Entries from a dataset of interfaces:
++++++

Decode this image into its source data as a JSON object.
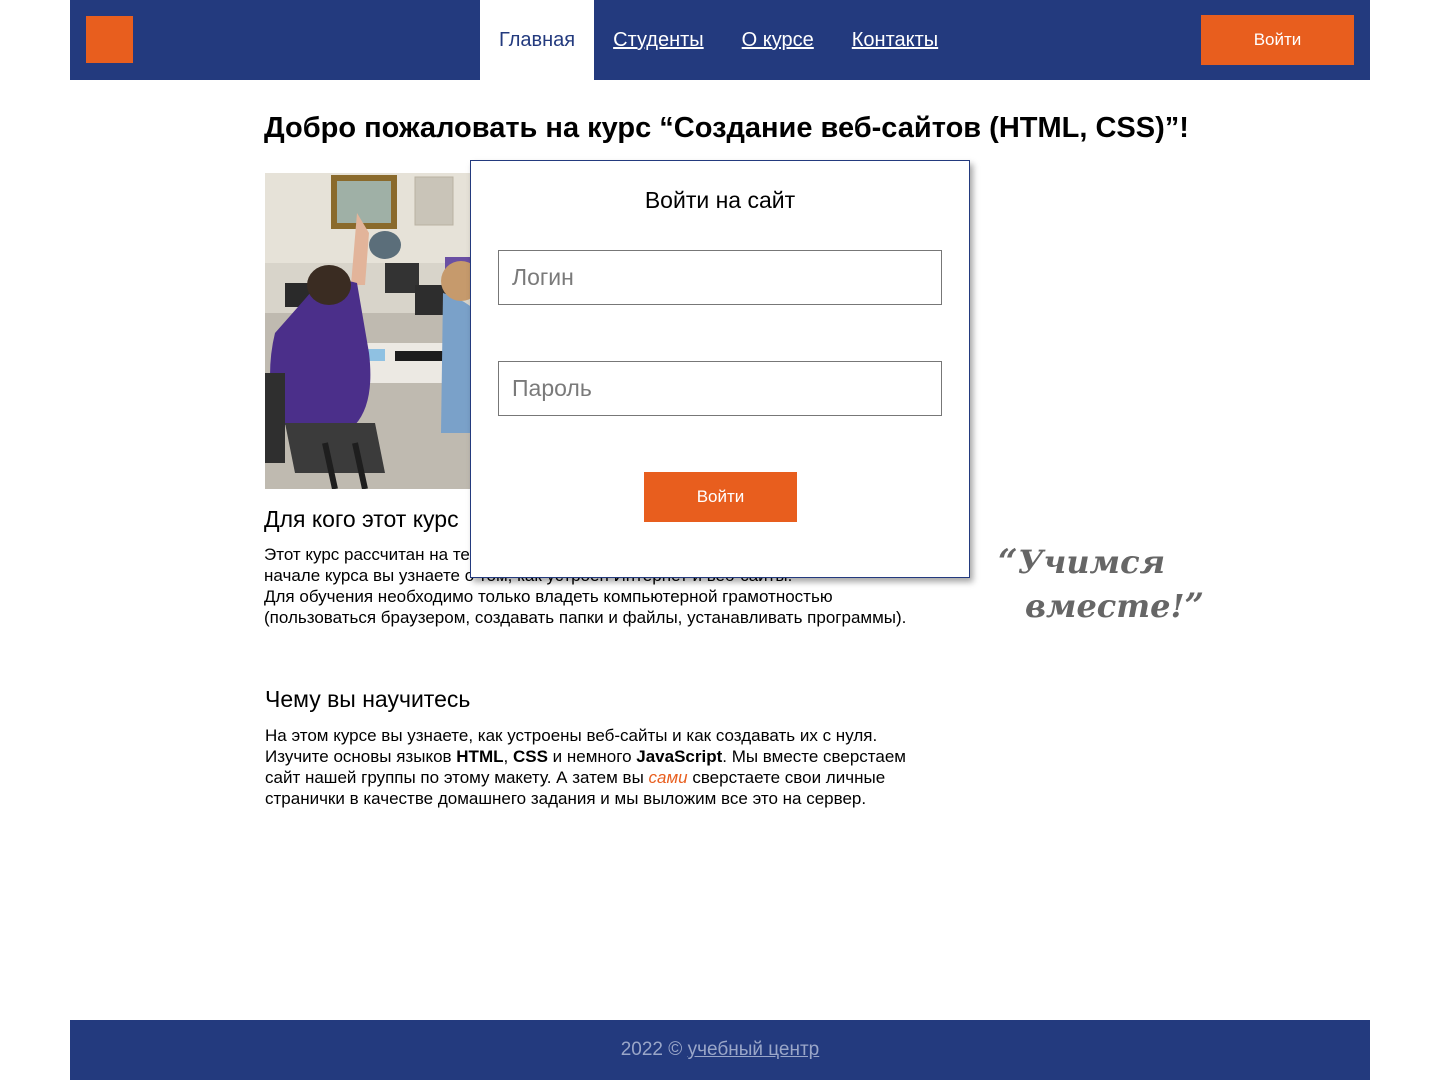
{
  "header": {
    "nav": [
      {
        "label": "Главная",
        "active": true
      },
      {
        "label": "Студенты",
        "active": false
      },
      {
        "label": "О курсе",
        "active": false
      },
      {
        "label": "Контакты",
        "active": false
      }
    ],
    "login_button": "Войти"
  },
  "main": {
    "title": "Добро пожаловать на курс “Создание веб-сайтов (HTML, CSS)”!",
    "image_icon": "classroom-photo",
    "sections": [
      {
        "heading": "Для кого этот курс",
        "paragraphs": [
          "Этот курс рассчитан на тех, кто никогда не сталкивался с веб-разработкой. В начале курса вы узнаете о том, как устроен Интернет и веб-сайты.",
          "Для обучения необходимо только владеть компьютерной грамотностью (пользоваться браузером, создавать папки и файлы, устанавливать программы)."
        ]
      },
      {
        "heading": "Чему вы научитесь",
        "text": {
          "p1": "На этом курсе вы узнаете, как устроены веб-сайты и как создавать их с нуля. Изучите основы языков ",
          "b1": "HTML",
          "p2": ", ",
          "b2": "CSS",
          "p3": " и немного ",
          "b3": "JavaScript",
          "p4": ". Мы вместе сверстаем сайт нашей группы по этому макету. А затем вы ",
          "em": "сами",
          "p5": " сверстаете свои личные странички в качестве домашнего задания и мы выложим все это на сервер."
        }
      }
    ],
    "quote": {
      "open_mark": "“",
      "line1": "Учимся",
      "line2": "вместе!",
      "close_mark": "”"
    }
  },
  "modal": {
    "title": "Войти на сайт",
    "login_placeholder": "Логин",
    "password_placeholder": "Пароль",
    "submit": "Войти"
  },
  "footer": {
    "text": "2022 © ",
    "link": "учебный центр"
  },
  "colors": {
    "brand_blue": "#233a7e",
    "accent_orange": "#e85e1e",
    "quote_gray": "#666666"
  }
}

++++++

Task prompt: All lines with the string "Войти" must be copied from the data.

Solution for this exercise:
    "login_button": "Войти"
    "title": "Войти на сайт",
    "submit": "Войти"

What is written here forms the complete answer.